**How to complete this task**
Hunt for the word "author" across the entries below, copying each line that holds it.

Web page and app entries
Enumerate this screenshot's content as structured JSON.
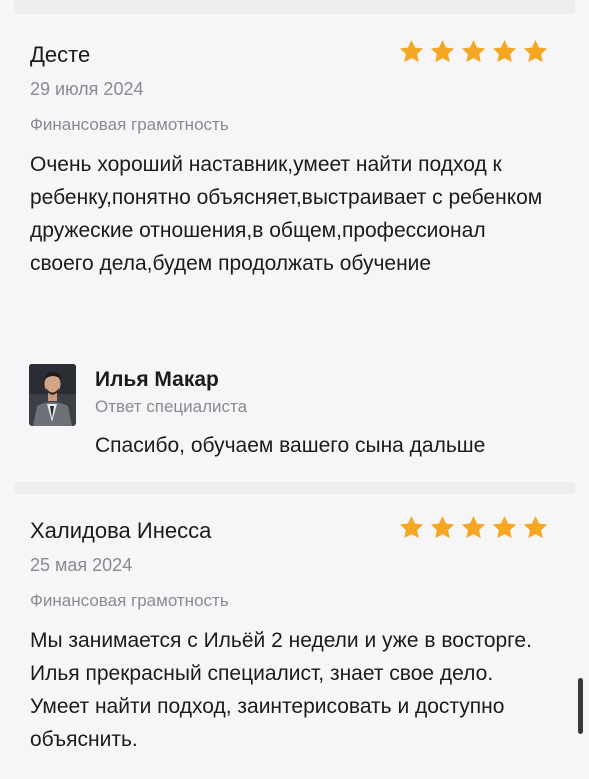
{
  "reviews": [
    {
      "author": "Десте",
      "date": "29 июля 2024",
      "subject": "Финансовая грамотность",
      "rating": 5,
      "text": "Очень хороший наставник,умеет найти подход к ребенку,понятно объясняет,выстраивает с ребенком дружеские отношения,в общем,профессионал своего дела,будем продолжать обучение",
      "reply": {
        "name": "Илья Макар",
        "role": "Ответ специалиста",
        "text": "Спасибо, обучаем вашего сына дальше"
      }
    },
    {
      "author": "Халидова Инесса",
      "date": "25 мая 2024",
      "subject": "Финансовая грамотность",
      "rating": 5,
      "text": "Мы занимается с Ильёй 2 недели и уже в восторге. Илья прекрасный специалист, знает свое дело. Умеет найти подход, заинтерисовать и доступно объяснить."
    }
  ],
  "colors": {
    "star": "#f5a623",
    "muted_text": "#8a8a8f",
    "background": "#f6f6f8"
  },
  "icons": {
    "star": "star-icon",
    "avatar": "specialist-photo"
  }
}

**Answer space**
      "author": "Десте",
      "author": "Халидова Инесса",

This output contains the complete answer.